To give a background, most people associate endometriosis with painful periods and infertility. However, it can start as early as puberty and leave lasting impacts even after menopause, affecting 2-10% of the general population and 50% of those with infertility.1 Most individuals with endometriosis (IWE) have a long, painful journey to diagnosis, on average 8-10 years - where, more likely than not, they have had to be their own advocate to get the right care. As a by-product of the long wait, a lot of individuals tend to use self-management techniques, including dietary modification.
To understand the impact dietitians can make on this front, I have been involved in a three staged study:2
The Survey of IWE explored various aspects - anthropometry, weight changes, food avoidance, supplementation use, functional gut symptoms, source of nutrition advice and dietetic involvement (The first stage of the survey of IWE received a response by 1385 individuals).
The dietitian survey response only attracted 21 dietitians in the UK, with great difficulty. The difference in the ability to recruit participants to stages 1 and 2 of the study speaks volumes about the huge gap in need versus provision of dietetic care.
Dietetic input is not a cure for endometriosis. Several systematic reviews have concluded that although certain dietary patterns and nutrients may improve endometriosis symptoms, overall, the evidence base is currently too weak to make specific recommendations.3,4
Current available medical management options (e.g. surgery, analgesia and hormonal medications) have unacceptable side effects and consequences for many, particularly those trying to conceive. None of these medical options provide a cure – endometriosis can recur even after medical management or surgical removal.5,6 Research has shown that IWE prefer non-invasive and non-hormonal treatments to help cope with their symptoms. Lifestyle changes can potentially play a part in this. Symptoms affecting the quality of life require long-term support - and dietetic care could make a paramount difference here.
Though the primary goal was limited to identify the extent of functional gut symptoms in Endometriosis, the dietetic need painted a much larger picture as shown below:2
“I was in that much pain constantly. I suddenly ran back and forth to the toilet, or you know what I mean? It was just a horrible, horrible circle” (Interview respondent- IWE study).2
On the other hand, the dietetic survey highlighted the need for more training, research, and resources to help ensure safe and effective practice. More hands are required to pave the way forward.
When present during an Endometriosis multidisciplinary team (MDT) meeting- one can appreciate that the team tries their best to help reduce symptoms that impact the quality of life and prevent surgery/follow-up surgery in some cases. The point is loud and clear that dietitians belong in that MDT!
With existing nutritional knowledge, dietitians can help these individuals. The first step could be to give IWE an option to access dietitians and support them with improving their functional gut symptoms.

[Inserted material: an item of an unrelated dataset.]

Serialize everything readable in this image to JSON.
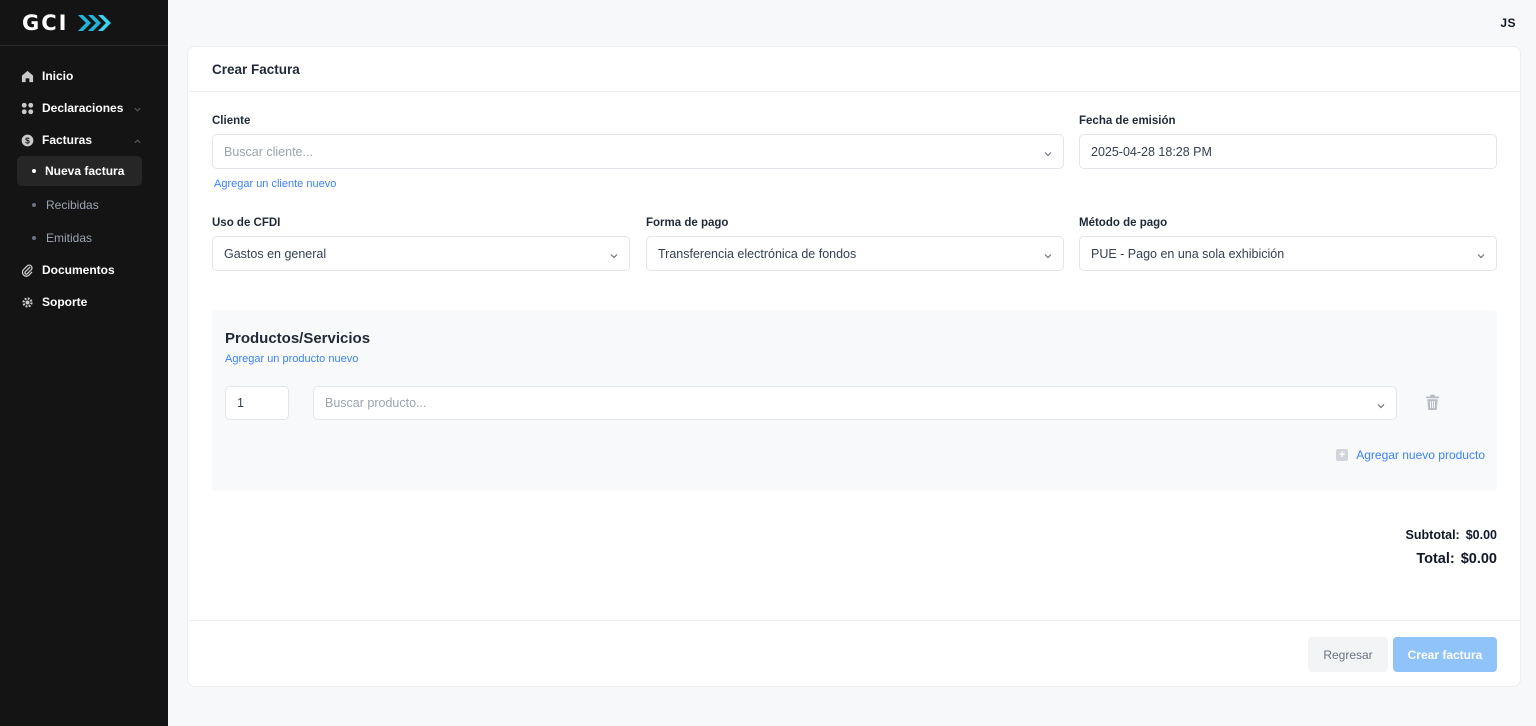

What the future might hold with further research and practice could be ground-breaking. Further efforts are needed in this direction to standardise dietetic practice in Endometriosis.This article was peer-reviewed by Dr Kate Maslin

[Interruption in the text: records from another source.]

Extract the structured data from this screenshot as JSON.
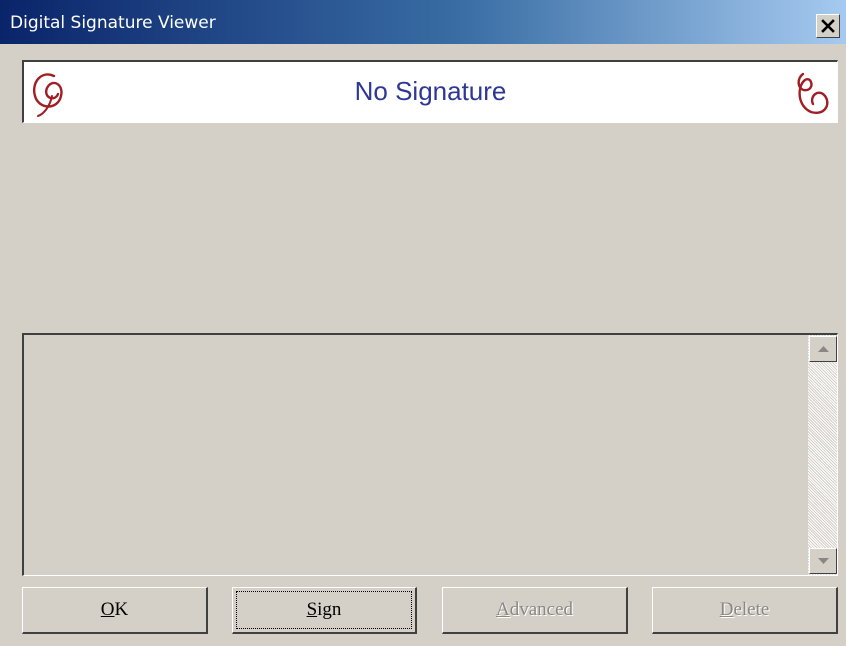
{
  "window": {
    "title": "Digital Signature Viewer",
    "close_glyph": "✕"
  },
  "banner": {
    "status_text": "No Signature",
    "status_color": "#2e3796",
    "logo_color": "#a01e24",
    "logo_left_icon": "signature-flourish-icon",
    "logo_right_icon": "signature-flourish-icon"
  },
  "details_panel": {
    "text": ""
  },
  "buttons": {
    "ok": {
      "label": "OK",
      "enabled": true
    },
    "sign": {
      "label": "Sign",
      "enabled": true,
      "focused": true
    },
    "advanced": {
      "label": "Advanced",
      "enabled": false
    },
    "delete": {
      "label": "Delete",
      "enabled": false
    }
  }
}
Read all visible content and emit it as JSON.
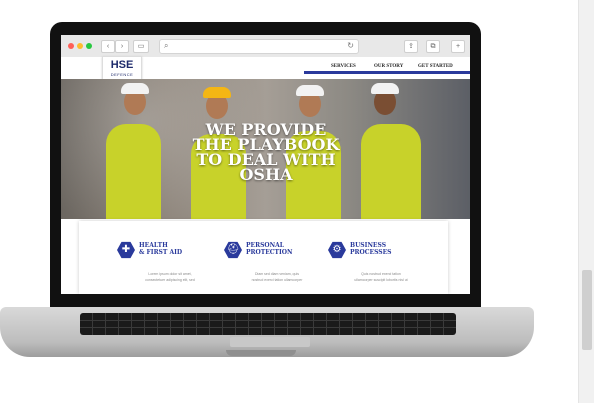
{
  "browser": {
    "back": "‹",
    "forward": "›"
  },
  "site": {
    "logo_main": "HSE",
    "logo_sub": "DEFENCE",
    "nav": [
      "SERVICES",
      "OUR STORY",
      "GET STARTED"
    ]
  },
  "hero": {
    "title": "WE PROVIDE\nTHE PLAYBOOK\nTO DEAL WITH\nOSHA"
  },
  "features": [
    {
      "title": "HEALTH\n& FIRST AID",
      "desc": "Lorem ipsum dolor sit amet,\nconsectetuer adipiscing elit, sed",
      "icon": "plus-icon"
    },
    {
      "title": "PERSONAL\nPROTECTION",
      "desc": "Diam sed diam veniam, quis\nnostrud exerci tation ullamcorper",
      "icon": "hardhat-icon"
    },
    {
      "title": "BUSINESS\nPROCESSES",
      "desc": "Quis nostrud exerci tation\nullamcorper suscipit lobortis nisl ut",
      "icon": "gear-icon"
    }
  ],
  "colors": {
    "brand": "#2a3a9c",
    "vest": "#c8d22a"
  }
}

Komal Works as Diabetes Obstetric Dietitian in NHS and has a research interest in Endometriosis and Fertility. She has 16 years of experience as a dietitian in different specialities such as endocrinology, gastroenterology, bariatrics, paediatrics and oncology, which gives an all-rounded approach to her dietetic treatments.

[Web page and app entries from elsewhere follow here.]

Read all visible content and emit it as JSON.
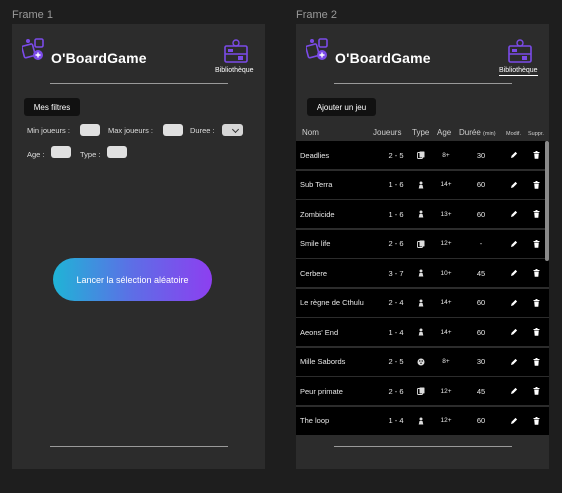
{
  "frame1": {
    "label": "Frame 1",
    "app_title": "O'BoardGame",
    "library_label": "Bibliothèque",
    "filters_button": "Mes filtres",
    "filters": {
      "min_players_label": "Min joueurs :",
      "max_players_label": "Max joueurs :",
      "duration_label": "Duree :",
      "age_label": "Age :",
      "type_label": "Type :"
    },
    "random_button": "Lancer la sélection aléatoire"
  },
  "frame2": {
    "label": "Frame 2",
    "app_title": "O'BoardGame",
    "library_label": "Bibliothèque",
    "add_button": "Ajouter un jeu",
    "columns": {
      "name": "Nom",
      "players": "Joueurs",
      "type": "Type",
      "age": "Age",
      "duration": "Durée",
      "duration_unit": "(min)",
      "edit": "Modif.",
      "delete": "Suppr."
    },
    "games": [
      {
        "name": "Deadlies",
        "players": "2 - 5",
        "type_icon": "cards-icon",
        "age": "8+",
        "duration": "30"
      },
      {
        "name": "Sub Terra",
        "players": "1 - 6",
        "type_icon": "pawn-icon",
        "age": "14+",
        "duration": "60"
      },
      {
        "name": "Zombicide",
        "players": "1 - 6",
        "type_icon": "pawn-icon",
        "age": "13+",
        "duration": "60"
      },
      {
        "name": "Smile life",
        "players": "2 - 6",
        "type_icon": "cards-icon",
        "age": "12+",
        "duration": "-"
      },
      {
        "name": "Cerbere",
        "players": "3 - 7",
        "type_icon": "pawn-icon",
        "age": "10+",
        "duration": "45"
      },
      {
        "name": "Le règne de Cthulu",
        "players": "2 - 4",
        "type_icon": "pawn-icon",
        "age": "14+",
        "duration": "60"
      },
      {
        "name": "Aeons' End",
        "players": "1 - 4",
        "type_icon": "pawn-icon",
        "age": "14+",
        "duration": "60"
      },
      {
        "name": "Mille Sabords",
        "players": "2 - 5",
        "type_icon": "dice-icon",
        "age": "8+",
        "duration": "30"
      },
      {
        "name": "Peur primate",
        "players": "2 - 6",
        "type_icon": "cards-icon",
        "age": "12+",
        "duration": "45"
      },
      {
        "name": "The loop",
        "players": "1 - 4",
        "type_icon": "pawn-icon",
        "age": "12+",
        "duration": "60"
      }
    ]
  },
  "colors": {
    "background": "#1e1e1e",
    "frame": "#2c2c2c",
    "accent_purple": "#7b4be8",
    "gradient_start": "#1fb4d6",
    "gradient_end": "#8d3ff0"
  }
}
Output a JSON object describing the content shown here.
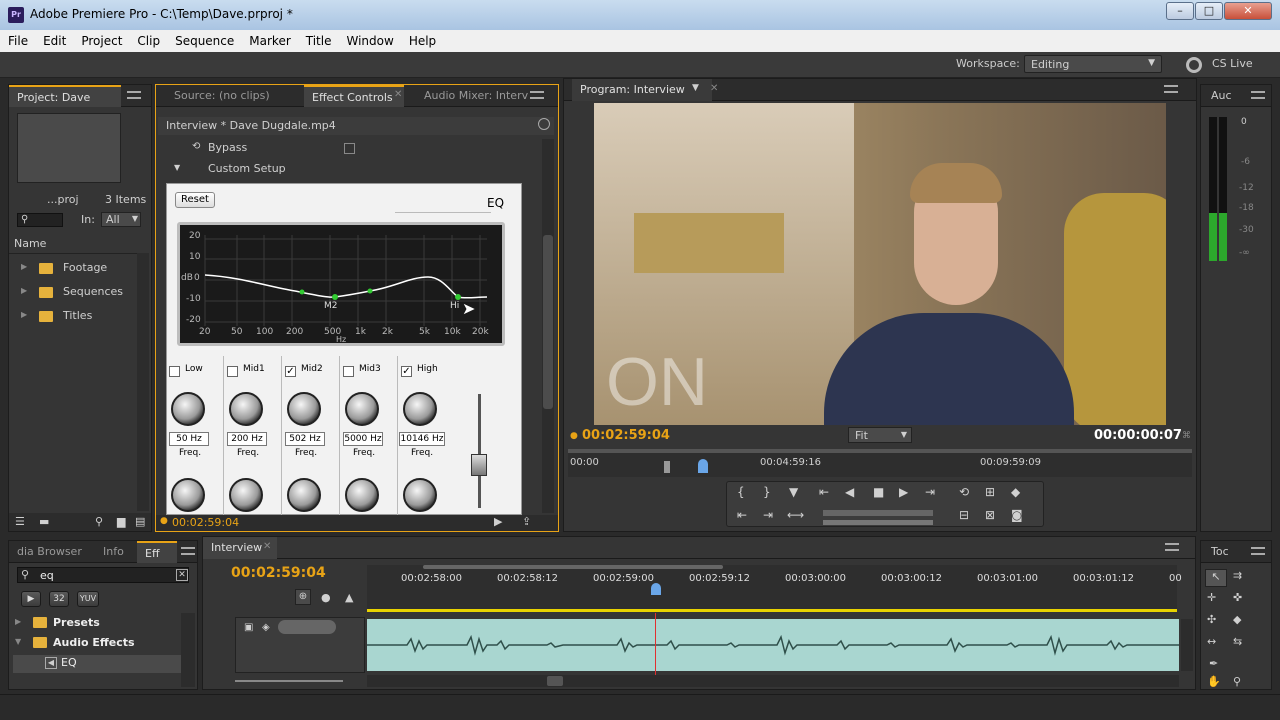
{
  "window": {
    "title": "Adobe Premiere Pro - C:\\Temp\\Dave.prproj *",
    "app_icon": "Pr"
  },
  "menu": [
    "File",
    "Edit",
    "Project",
    "Clip",
    "Sequence",
    "Marker",
    "Title",
    "Window",
    "Help"
  ],
  "workspace": {
    "label": "Workspace:",
    "value": "Editing",
    "cslive": "CS Live"
  },
  "project_panel": {
    "tab": "Project: Dave",
    "filename": "...proj",
    "items": "3 Items",
    "in_label": "In:",
    "in_value": "All",
    "name_header": "Name",
    "folders": [
      "Footage",
      "Sequences",
      "Titles"
    ]
  },
  "source_tabs": {
    "source": "Source: (no clips)",
    "effect_controls": "Effect Controls",
    "audio_mixer": "Audio Mixer: Interv"
  },
  "effect_controls": {
    "clip": "Interview * Dave Dugdale.mp4",
    "bypass": "Bypass",
    "custom_setup": "Custom Setup",
    "reset": "Reset",
    "eq_label": "EQ",
    "db_ticks": [
      "20",
      "10",
      "0",
      "-10",
      "-20"
    ],
    "db_label": "dB",
    "hz_ticks": [
      "20",
      "50",
      "100",
      "200",
      "500",
      "1k",
      "2k",
      "5k",
      "10k",
      "20k"
    ],
    "hz_label": "Hz",
    "markers": [
      "M2",
      "Hi"
    ],
    "bands": [
      {
        "name": "Low",
        "checked": false,
        "freq": "50 Hz"
      },
      {
        "name": "Mid1",
        "checked": false,
        "freq": "200 Hz"
      },
      {
        "name": "Mid2",
        "checked": true,
        "freq": "502 Hz"
      },
      {
        "name": "Mid3",
        "checked": false,
        "freq": "5000 Hz"
      },
      {
        "name": "High",
        "checked": true,
        "freq": "10146 Hz"
      }
    ],
    "freq_label": "Freq.",
    "check_mark": "✓",
    "timecode": "00:02:59:04"
  },
  "program": {
    "tab": "Program: Interview",
    "overlay_text": "ON",
    "timecode_left": "00:02:59:04",
    "fit": "Fit",
    "timecode_right": "00:00:00:07",
    "ruler": [
      "00:00",
      "00:04:59:16",
      "00:09:59:09"
    ],
    "audio_tab": "Auc",
    "meter_ticks": [
      "0",
      "-6",
      "-12",
      "-18",
      "-30",
      "-∞"
    ]
  },
  "effects_panel": {
    "tabs": [
      "dia Browser",
      "Info",
      "Eff"
    ],
    "search": "eq",
    "items": [
      {
        "name": "Presets",
        "level": 0
      },
      {
        "name": "Audio Effects",
        "level": 0
      },
      {
        "name": "EQ",
        "level": 1
      }
    ],
    "btn_labels": [
      "32",
      "YUV"
    ]
  },
  "timeline": {
    "tab": "Interview",
    "timecode": "00:02:59:04",
    "ruler": [
      "00:02:58:00",
      "00:02:58:12",
      "00:02:59:00",
      "00:02:59:12",
      "00:03:00:00",
      "00:03:00:12",
      "00:03:01:00",
      "00:03:01:12",
      "00"
    ]
  },
  "tools": {
    "tab": "Toc"
  }
}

Currently serves as the Chair of the Maternal and Fertility Nutrition Specialist Group at British Dietetic Association.
She aims to help streamline and facilitate timely evidence-based dietetic for patients with endometriosis. She has contributed towards the development of patient resources for Pregnancy and Male fertility at the BDA and has contributed towards guidelines for weight management for women with infertility with Practice Evidence in Nutrition (PEN).
She is also part of a pilot study in Association with the University of Plymouth on understanding functional gut symptoms in Endometriosis with recent publication and Best Abstract award in the Maternal and Fertility Stream at BDA Research Symposium 2022.